### [Problem details]
Wherever a line in the data below holds "will", copy that line.

Dataset items:
+++
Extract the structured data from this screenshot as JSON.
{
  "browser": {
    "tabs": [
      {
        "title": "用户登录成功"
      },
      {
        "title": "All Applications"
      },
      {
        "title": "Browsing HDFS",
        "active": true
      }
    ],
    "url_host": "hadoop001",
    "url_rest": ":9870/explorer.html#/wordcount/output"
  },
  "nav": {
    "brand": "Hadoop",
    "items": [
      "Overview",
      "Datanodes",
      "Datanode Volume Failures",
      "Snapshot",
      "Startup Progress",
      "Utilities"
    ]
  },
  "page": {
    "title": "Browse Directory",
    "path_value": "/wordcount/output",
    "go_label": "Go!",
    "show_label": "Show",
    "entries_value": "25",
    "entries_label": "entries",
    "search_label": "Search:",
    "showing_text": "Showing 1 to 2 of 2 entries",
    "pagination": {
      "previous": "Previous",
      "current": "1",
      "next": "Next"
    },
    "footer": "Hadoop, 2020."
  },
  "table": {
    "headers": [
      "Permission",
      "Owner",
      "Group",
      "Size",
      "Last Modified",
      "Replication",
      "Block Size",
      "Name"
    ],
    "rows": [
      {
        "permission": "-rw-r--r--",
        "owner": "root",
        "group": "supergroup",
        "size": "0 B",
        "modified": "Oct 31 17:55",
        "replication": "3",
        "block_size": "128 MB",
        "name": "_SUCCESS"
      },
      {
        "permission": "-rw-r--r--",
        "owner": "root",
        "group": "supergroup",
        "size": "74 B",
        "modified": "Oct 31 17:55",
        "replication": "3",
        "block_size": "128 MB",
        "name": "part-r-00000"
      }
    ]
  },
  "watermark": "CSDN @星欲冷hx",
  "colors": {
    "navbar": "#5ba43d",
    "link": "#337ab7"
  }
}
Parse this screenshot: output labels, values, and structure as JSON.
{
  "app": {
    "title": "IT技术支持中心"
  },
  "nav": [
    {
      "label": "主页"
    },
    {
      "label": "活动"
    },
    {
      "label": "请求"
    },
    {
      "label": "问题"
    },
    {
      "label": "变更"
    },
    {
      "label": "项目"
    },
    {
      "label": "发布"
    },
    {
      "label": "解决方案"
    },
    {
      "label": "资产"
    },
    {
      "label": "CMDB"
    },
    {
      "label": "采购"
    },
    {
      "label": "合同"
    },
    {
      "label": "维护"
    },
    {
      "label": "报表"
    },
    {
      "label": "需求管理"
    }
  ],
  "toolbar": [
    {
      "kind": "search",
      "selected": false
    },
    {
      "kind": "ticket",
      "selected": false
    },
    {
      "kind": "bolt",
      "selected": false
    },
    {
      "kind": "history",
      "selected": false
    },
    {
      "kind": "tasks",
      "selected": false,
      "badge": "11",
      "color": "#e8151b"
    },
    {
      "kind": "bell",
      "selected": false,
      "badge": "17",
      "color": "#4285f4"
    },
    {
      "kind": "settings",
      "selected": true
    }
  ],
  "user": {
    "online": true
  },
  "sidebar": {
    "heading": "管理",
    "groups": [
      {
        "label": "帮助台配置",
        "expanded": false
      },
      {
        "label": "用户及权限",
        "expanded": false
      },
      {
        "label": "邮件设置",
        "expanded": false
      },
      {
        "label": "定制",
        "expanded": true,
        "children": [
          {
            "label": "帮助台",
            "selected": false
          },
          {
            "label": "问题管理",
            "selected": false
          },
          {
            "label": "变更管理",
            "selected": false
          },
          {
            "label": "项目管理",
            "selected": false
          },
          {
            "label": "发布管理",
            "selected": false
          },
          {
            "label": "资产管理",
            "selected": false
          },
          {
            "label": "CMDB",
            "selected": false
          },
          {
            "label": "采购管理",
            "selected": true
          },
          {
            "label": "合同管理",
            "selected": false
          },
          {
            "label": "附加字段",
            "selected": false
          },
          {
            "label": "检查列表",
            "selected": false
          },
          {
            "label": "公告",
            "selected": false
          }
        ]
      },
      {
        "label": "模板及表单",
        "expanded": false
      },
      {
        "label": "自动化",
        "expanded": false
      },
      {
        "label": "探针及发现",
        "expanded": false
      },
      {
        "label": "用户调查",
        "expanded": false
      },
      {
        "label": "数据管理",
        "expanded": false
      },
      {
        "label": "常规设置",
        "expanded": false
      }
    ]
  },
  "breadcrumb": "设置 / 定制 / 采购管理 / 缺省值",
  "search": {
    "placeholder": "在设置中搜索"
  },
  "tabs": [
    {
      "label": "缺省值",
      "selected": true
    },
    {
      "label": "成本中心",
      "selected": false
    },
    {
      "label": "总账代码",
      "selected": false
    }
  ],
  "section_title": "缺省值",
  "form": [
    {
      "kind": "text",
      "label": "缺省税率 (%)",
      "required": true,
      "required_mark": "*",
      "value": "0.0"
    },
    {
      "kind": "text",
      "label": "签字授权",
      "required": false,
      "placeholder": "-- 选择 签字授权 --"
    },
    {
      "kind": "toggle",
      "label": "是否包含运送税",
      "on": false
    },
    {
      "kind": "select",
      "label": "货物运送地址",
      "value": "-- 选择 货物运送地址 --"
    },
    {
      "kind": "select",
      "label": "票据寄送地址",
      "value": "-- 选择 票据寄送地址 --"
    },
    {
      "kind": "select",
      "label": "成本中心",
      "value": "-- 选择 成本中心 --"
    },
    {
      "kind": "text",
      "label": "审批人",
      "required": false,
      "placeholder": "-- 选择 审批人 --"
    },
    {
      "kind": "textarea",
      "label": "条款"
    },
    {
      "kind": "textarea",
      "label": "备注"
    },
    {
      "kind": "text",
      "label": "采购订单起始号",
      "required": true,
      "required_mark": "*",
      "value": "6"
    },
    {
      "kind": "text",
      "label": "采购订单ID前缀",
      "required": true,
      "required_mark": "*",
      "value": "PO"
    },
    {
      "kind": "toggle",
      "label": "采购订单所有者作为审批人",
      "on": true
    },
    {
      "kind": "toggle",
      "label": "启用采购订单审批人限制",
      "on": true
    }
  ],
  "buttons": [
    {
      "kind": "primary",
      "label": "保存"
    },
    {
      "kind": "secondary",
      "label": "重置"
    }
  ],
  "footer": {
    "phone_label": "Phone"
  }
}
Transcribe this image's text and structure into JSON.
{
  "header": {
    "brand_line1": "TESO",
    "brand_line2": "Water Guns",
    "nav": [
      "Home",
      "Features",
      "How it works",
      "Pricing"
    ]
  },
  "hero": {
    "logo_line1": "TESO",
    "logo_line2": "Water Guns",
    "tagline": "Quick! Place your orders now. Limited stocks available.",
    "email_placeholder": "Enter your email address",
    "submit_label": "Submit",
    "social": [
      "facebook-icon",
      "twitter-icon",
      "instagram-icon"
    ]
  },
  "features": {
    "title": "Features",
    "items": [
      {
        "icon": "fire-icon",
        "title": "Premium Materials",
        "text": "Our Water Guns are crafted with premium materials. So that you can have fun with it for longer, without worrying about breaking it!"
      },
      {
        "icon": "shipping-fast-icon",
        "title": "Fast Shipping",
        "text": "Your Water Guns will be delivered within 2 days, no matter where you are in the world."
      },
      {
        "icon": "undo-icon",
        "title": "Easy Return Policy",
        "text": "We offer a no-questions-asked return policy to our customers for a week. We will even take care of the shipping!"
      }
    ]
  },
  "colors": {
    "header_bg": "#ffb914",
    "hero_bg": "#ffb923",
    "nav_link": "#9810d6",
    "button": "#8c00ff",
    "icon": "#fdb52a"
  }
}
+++
### [Solution to this task]
        "text": "Your Water Guns will be delivered within 2 days, no matter where you are in the world."
        "text": "We offer a no-questions-asked return policy to our customers for a week. We will even take care of the shipping!"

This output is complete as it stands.